In centering Black victimization, both photos obscure as much as they reveal. The Charlottesville photo can’t let you know that the young man, Marcus Martin, had just heroically pushed his fiancée out of the way of the deliberately speeding car. He saved her, but couldn’t save her friend, Heyer, who sustained blunt force trauma and died at the scene. Walter Gadsden, in the Birmingham photo, wasn’t submitting to the attack with the “saintly calm” that a 1963 Life magazine photo editor attributed to him. Gadsden was a bystander, not an activist, and despite what the photo appears to show, the high-school student was fighting back, grabbing at the police officer’s arm and attempting to kick the dog away.
Much has changed in the struggle against White supremacy since the civil rights years, both in the approaches of antiracist activists and in the media environment. Top-down processes of selection and circulation by a small number of gatekeeping mass media entities have given way to the more bottom-up dynamics of our social media age. Image-making and dissemination are now also in the hands of Black and antiracist groups that was not possible in the 1950s and 1960s.
But the images that “go viral” and stick in public consciousness keep echoing back more than half a century. Whether it’s a photo of a screaming neo-Nazi with a tiki torch or a segregationist cop with a snapping German shepherd, nonracist Whites can reassure themselves by affirming, “That’s not me.” They can also decide what kind of image of Black response to racism is acceptable.

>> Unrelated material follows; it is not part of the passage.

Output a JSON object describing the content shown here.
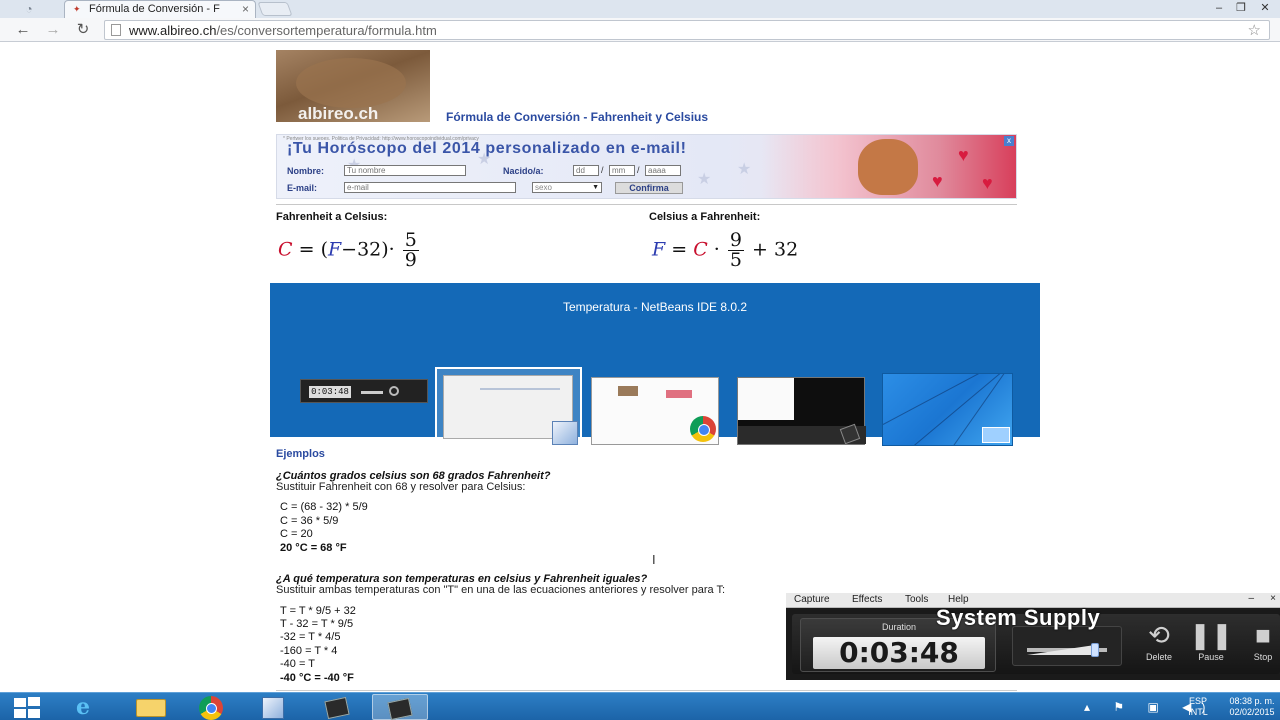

It hasn’t changed all that much since Elizabeth Eckford and Hazel Massery.
Aniko Bodroghkozy is a media studies professor at the University of Virginia and author of “Equal Time: Television and the Civil Rights Movement” and the forthcoming book “Making #Charlottesville: Media From Civil Rights to Unite the Right.”